The records that follow are to be printed exactly, with no images.

Entries from a dataset of interfaces
'''

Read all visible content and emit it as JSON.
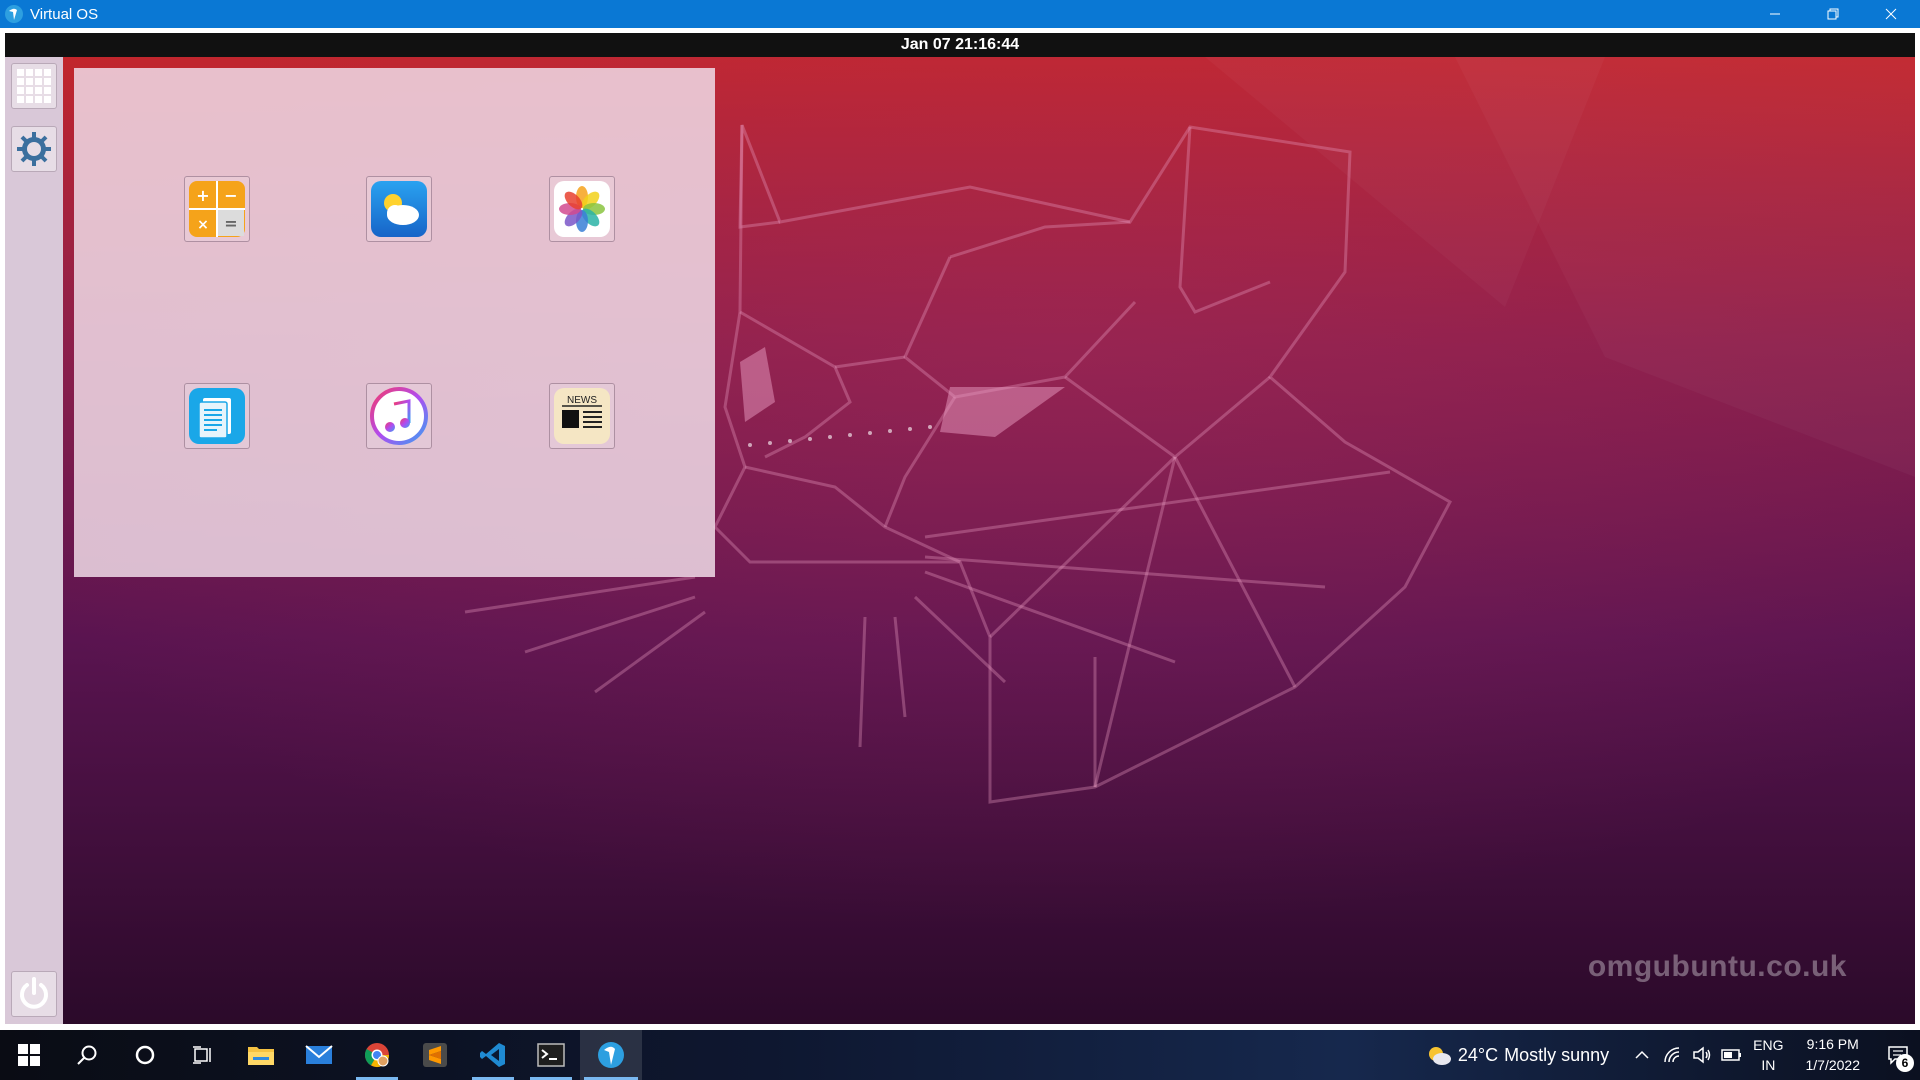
{
  "window": {
    "title": "Virtual OS",
    "controls": {
      "minimize": "–",
      "maximize": "❐",
      "close": "✕"
    }
  },
  "guest": {
    "clock": "Jan 07  21:16:44",
    "watermark": "omgubuntu.co.uk",
    "dock": [
      {
        "name": "app-grid-icon"
      },
      {
        "name": "settings-gear-icon"
      },
      {
        "name": "power-icon"
      }
    ],
    "launcher_apps": [
      {
        "name": "calculator",
        "icon": "calculator-icon"
      },
      {
        "name": "weather",
        "icon": "weather-cloud-icon"
      },
      {
        "name": "photos",
        "icon": "photos-flower-icon"
      },
      {
        "name": "text-editor",
        "icon": "document-icon"
      },
      {
        "name": "music",
        "icon": "music-note-icon"
      },
      {
        "name": "news",
        "icon": "news-icon",
        "label": "NEWS"
      }
    ]
  },
  "taskbar": {
    "pinned": [
      "start-icon",
      "search-icon",
      "cortana-icon",
      "task-view-icon",
      "file-explorer-icon",
      "mail-icon",
      "chrome-icon",
      "sublime-text-icon",
      "vscode-icon",
      "terminal-icon",
      "virtual-os-icon"
    ],
    "weather_temp": "24°C",
    "weather_text": "Mostly sunny",
    "lang_1": "ENG",
    "lang_2": "IN",
    "time": "9:16 PM",
    "date": "1/7/2022",
    "notification_count": "6"
  },
  "colors": {
    "titlebar": "#0a78d4",
    "wallpaper_top": "#c2262c",
    "wallpaper_bottom": "#2b0a2a",
    "dock": "#d9c8d8"
  }
}
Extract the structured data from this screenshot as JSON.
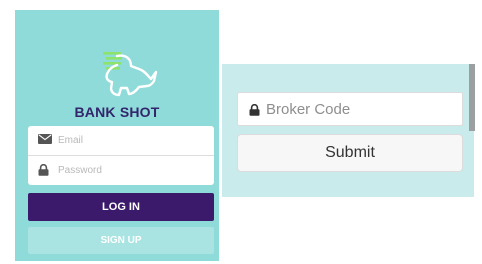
{
  "login": {
    "brand": "BANK SHOT",
    "email_placeholder": "Email",
    "password_placeholder": "Password",
    "login_label": "LOG IN",
    "signup_label": "SIGN UP",
    "logo_icon": "rhino-logo-icon",
    "colors": {
      "panel_bg": "#8fdbd9",
      "brand_text": "#33256b",
      "login_button": "#3b1a6b",
      "signup_button": "#a9e4e3"
    }
  },
  "broker": {
    "code_placeholder": "Broker Code",
    "submit_label": "Submit",
    "colors": {
      "panel_bg": "#c9ebeb",
      "submit_button": "#f7f7f7"
    }
  }
}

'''

### TASK RESULT
Read all visible content and emit it as JSON.
{
  "window": {
    "title": "Virtual OS",
    "controls": {
      "minimize": "–",
      "maximize": "❐",
      "close": "✕"
    }
  },
  "guest": {
    "clock": "Jan 07  21:16:44",
    "watermark": "omgubuntu.co.uk",
    "dock": [
      {
        "name": "app-grid-icon"
      },
      {
        "name": "settings-gear-icon"
      },
      {
        "name": "power-icon"
      }
    ],
    "launcher_apps": [
      {
        "name": "calculator",
        "icon": "calculator-icon"
      },
      {
        "name": "weather",
        "icon": "weather-cloud-icon"
      },
      {
        "name": "photos",
        "icon": "photos-flower-icon"
      },
      {
        "name": "text-editor",
        "icon": "document-icon"
      },
      {
        "name": "music",
        "icon": "music-note-icon"
      },
      {
        "name": "news",
        "icon": "news-icon",
        "label": "NEWS"
      }
    ]
  },
  "taskbar": {
    "pinned": [
      "start-icon",
      "search-icon",
      "cortana-icon",
      "task-view-icon",
      "file-explorer-icon",
      "mail-icon",
      "chrome-icon",
      "sublime-text-icon",
      "vscode-icon",
      "terminal-icon",
      "virtual-os-icon"
    ],
    "weather_temp": "24°C",
    "weather_text": "Mostly sunny",
    "lang_1": "ENG",
    "lang_2": "IN",
    "time": "9:16 PM",
    "date": "1/7/2022",
    "notification_count": "6"
  },
  "colors": {
    "titlebar": "#0a78d4",
    "wallpaper_top": "#c2262c",
    "wallpaper_bottom": "#2b0a2a",
    "dock": "#d9c8d8"
  }
}
Extract the structured data from this screenshot as JSON.
{
  "login": {
    "brand": "BANK SHOT",
    "email_placeholder": "Email",
    "password_placeholder": "Password",
    "login_label": "LOG IN",
    "signup_label": "SIGN UP",
    "logo_icon": "rhino-logo-icon",
    "colors": {
      "panel_bg": "#8fdbd9",
      "brand_text": "#33256b",
      "login_button": "#3b1a6b",
      "signup_button": "#a9e4e3"
    }
  },
  "broker": {
    "code_placeholder": "Broker Code",
    "submit_label": "Submit",
    "colors": {
      "panel_bg": "#c9ebeb",
      "submit_button": "#f7f7f7"
    }
  }
}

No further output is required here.